Thank you for your interest in our laser cutting. It is difficult to get tight fits using laser-cut plastic since plastic sheet thicknesses can vary by + or - 10% (not only from sheet to sheet, but even within the same sheet). If you are not too picky about the fit, this might help:
Below are the nominal plastic thicknesses and their corresponding actual thicknesses. (Suppliers such as mcmaster.com do have plastic sheets available with actual thicknesses in inches, but we do not stock any.)
Nominal acrylic or ABS thickness, actual thickness
1/16", 1.5 mm (~ 0.06") + or - 10%
1/8", 3 mm (~ 0.118") + or - 10%
3/16", 4.5 mm (~ 0.177") + or - 10%
1/4", 6 mm (~ 0.236") + or - 10%
3/8", 9 mm (~ 0.354") + or - 10%
1/2", 12 mm (~ 0.472") + or - 10%
You are correct that it is more accurate to use the actual dimensions in millimeters. Note that the laser cuts down the center of the lines you draw and removes some material from either side of the line, so holes will be slightly larger than what you draw, and the parts that fall out of holes will be slightly smaller than the drawn dimensions. For laser-cut acrylic or ABS parts, relative to your drawing, your parts will be larger or smaller in diameter by about the laser beam thickness of around 0.005" - 0.01". The kerf is bigger for other materials that burn or melt more, such as rubbers, foams, and nylon.
If you want to ensure that a tab fits inside a slot, you could make the slot thickness be in the upper-end of the plastic thickness range of the tab.
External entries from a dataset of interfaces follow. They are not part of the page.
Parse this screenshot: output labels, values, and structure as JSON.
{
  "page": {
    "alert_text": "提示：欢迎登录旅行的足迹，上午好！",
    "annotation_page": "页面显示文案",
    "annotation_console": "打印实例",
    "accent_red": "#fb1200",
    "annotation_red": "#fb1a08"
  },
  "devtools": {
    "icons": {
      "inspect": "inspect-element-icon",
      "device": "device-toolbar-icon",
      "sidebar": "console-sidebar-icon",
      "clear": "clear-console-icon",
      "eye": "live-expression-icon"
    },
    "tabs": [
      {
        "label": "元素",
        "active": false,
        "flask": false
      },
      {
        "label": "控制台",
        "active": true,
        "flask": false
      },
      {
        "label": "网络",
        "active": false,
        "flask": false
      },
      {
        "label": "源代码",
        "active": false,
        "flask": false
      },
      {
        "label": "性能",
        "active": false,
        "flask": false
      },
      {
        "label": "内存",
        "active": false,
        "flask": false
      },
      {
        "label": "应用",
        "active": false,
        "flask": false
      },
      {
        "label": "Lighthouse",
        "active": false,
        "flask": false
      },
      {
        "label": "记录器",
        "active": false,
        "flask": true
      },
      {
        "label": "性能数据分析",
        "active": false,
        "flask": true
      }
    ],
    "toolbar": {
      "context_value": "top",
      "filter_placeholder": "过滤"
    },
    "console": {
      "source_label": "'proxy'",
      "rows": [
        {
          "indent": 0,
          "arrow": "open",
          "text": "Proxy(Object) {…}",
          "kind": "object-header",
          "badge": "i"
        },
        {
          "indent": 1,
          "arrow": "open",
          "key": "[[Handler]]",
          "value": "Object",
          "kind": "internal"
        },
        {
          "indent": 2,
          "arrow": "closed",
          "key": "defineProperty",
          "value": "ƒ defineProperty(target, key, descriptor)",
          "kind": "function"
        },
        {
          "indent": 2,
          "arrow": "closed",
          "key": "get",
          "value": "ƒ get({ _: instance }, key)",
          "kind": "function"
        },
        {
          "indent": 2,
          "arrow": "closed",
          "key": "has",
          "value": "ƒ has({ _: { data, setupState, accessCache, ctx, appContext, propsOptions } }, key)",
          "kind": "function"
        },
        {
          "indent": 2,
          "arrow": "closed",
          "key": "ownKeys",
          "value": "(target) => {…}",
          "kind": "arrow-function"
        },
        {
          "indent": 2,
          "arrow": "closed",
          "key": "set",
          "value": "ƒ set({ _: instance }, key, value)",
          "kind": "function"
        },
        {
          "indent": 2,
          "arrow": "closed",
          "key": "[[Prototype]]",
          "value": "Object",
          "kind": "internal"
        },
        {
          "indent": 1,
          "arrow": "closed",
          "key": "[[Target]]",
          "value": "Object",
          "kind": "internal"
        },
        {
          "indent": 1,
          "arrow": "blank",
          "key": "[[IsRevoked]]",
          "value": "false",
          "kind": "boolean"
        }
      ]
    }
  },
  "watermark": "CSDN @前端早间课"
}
With the kerf of at least about 0.005", that would probably ensure the slot is wide enough. To be extra sure, you could try adding 15% to the plastic thickness instead of 10% (maybe even more if you want to leave space for some glue). For the other dimension, if you make the male and female parts the same length in the drawing, the kerf will ensure that those sides will fit together.
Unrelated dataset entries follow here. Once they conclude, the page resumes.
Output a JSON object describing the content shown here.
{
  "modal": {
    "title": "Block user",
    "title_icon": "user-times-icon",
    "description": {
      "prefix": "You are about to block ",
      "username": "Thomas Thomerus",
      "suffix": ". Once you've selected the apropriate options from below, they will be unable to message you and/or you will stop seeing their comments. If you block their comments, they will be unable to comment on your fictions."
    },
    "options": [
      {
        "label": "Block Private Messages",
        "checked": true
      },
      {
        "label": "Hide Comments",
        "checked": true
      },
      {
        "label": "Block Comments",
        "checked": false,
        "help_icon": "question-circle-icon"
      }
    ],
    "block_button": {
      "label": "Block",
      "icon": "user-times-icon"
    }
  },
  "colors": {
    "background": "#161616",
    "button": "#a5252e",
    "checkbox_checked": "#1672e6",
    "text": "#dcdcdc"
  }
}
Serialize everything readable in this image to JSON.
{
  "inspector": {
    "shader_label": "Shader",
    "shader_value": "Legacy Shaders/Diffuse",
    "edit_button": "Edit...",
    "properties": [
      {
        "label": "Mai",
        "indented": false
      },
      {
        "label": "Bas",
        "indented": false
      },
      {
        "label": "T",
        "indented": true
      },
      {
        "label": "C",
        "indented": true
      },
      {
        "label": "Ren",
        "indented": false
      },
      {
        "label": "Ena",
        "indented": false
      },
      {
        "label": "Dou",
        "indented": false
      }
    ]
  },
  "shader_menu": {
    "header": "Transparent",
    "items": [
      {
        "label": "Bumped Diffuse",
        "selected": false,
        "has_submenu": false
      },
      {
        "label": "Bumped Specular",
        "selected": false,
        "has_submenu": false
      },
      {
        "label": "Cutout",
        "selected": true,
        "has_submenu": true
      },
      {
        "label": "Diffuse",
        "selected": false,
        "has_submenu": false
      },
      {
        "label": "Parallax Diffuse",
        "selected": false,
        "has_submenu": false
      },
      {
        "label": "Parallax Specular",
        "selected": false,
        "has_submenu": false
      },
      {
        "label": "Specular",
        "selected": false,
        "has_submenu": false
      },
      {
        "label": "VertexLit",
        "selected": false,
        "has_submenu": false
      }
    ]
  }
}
Acrylic is generally cheaper to cut than ABS (and less smelly; ABS parts might need to get aired out for a few days), so if you do not need the parts to be particularly sturdy, you might consider using acrylic. You can learn more about the two plastics at pololu.com/docs/0J24/3#abs.
I hope this helps!